This sequel to Downing’s 1997 novel, Perfect Agreement, revisits Mark, a teacher at a Massachusetts college who guides a clutch of undergrads through the essentials of point of view, style, and metaphor. But he lacks much in the way of authority or even assertiveness. He cedes much of the control of the writing workshop to an unnamed professor with whom he co-teaches it, feels listless at home (his partner is working overseas), and is growing weary of both academic bureaucracy (he’s procrastinating on writing an assigned memo for a committee he serves on) and intramural tensions (the adjuncts are organizing). All of this lassitude gives the novel a distinct lack of body heat, especially in the early chapters, where much of the narrative excitement comes from the peculiarities of Mark's writing exercises: Write a scene using only one-syllable words, write about a car crash that kills a person, etc. Eventually the book snaps into the seriocomic groove that the campus novel typically demands, from Mark’s struggle to complete his own assignments to his hailing an Uber that turns out to be driven by one of the college’s ill-paid adjuncts. Some late-breaking plot twists, involving an ailing student and the professor’s true identity, shed some light on Mark’s disconnection from himself. But the prevailing mood is ambivalence: “You could call this fear of success or fear of failure. You could say that Mark was embarrassed by his ambitions or unequal to them.” That kind of wheel-spinning drains the action from the story. And as any writing teacher will tell you, the success of a story rests on the action that its central character brings to it.
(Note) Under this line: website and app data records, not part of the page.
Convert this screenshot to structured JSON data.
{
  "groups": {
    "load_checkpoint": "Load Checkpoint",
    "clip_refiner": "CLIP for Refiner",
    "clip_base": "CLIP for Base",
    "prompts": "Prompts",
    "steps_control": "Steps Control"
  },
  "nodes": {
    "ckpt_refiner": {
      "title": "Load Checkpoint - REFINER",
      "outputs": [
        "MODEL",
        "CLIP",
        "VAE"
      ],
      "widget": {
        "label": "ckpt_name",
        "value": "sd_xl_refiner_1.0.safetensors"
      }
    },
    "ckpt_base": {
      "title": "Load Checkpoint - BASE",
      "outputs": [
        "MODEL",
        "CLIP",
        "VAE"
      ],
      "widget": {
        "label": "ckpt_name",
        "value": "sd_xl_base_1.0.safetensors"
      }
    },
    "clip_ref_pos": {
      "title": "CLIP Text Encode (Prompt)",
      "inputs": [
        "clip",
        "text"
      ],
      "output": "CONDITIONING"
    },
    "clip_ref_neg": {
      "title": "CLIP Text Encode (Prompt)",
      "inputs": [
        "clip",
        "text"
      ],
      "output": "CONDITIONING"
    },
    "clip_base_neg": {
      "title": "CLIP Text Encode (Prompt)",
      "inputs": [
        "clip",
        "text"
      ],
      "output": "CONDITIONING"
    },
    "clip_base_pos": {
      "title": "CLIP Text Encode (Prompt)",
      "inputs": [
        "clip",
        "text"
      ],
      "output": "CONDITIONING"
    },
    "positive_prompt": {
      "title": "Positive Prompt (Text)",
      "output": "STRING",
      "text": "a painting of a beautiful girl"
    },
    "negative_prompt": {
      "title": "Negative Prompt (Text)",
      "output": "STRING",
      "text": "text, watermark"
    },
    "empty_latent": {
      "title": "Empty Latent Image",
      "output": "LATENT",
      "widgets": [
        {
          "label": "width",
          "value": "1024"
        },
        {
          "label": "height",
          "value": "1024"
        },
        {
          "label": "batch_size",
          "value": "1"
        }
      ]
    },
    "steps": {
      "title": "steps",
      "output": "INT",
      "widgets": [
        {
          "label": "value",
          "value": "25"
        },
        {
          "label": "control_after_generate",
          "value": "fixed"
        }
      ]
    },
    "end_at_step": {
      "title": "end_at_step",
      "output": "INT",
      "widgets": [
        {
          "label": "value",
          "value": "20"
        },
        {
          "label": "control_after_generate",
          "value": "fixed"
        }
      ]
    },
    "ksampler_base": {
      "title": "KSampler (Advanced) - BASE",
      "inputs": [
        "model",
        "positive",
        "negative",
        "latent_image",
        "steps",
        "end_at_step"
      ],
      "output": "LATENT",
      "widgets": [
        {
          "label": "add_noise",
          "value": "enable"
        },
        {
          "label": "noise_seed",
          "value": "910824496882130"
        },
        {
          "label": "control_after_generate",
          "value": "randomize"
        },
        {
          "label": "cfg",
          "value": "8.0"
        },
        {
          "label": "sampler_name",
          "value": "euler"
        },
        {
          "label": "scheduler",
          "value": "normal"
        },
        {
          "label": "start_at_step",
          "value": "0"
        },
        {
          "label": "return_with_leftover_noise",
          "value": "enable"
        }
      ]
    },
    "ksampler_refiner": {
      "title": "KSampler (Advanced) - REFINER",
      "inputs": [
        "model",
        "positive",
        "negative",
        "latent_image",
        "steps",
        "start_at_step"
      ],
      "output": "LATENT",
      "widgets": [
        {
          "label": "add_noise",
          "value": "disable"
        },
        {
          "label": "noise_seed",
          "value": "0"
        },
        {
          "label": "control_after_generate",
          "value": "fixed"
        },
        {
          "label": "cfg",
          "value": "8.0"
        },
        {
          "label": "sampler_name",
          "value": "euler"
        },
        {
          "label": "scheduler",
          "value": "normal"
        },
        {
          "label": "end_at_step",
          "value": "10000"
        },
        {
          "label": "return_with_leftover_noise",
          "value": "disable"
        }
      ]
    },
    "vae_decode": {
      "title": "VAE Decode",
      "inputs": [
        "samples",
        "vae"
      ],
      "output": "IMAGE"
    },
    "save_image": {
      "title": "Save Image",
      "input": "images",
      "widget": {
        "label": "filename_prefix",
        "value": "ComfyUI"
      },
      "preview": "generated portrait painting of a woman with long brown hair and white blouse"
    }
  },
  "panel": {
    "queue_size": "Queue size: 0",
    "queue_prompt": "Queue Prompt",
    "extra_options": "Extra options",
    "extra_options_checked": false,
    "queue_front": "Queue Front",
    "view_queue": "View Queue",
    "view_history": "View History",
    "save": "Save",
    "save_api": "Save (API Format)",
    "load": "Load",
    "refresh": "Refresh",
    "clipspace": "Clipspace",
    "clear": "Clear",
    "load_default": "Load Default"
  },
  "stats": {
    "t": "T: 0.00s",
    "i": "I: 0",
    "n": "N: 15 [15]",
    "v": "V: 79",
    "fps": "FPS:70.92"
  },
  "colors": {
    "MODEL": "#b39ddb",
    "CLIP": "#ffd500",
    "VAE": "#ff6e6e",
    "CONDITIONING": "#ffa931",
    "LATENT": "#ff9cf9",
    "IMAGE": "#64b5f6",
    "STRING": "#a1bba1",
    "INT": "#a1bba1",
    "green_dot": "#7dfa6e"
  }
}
Downing sets the town-and-gown scenery well, but there’s an irony in a hero advocating for active writing in such a static environment.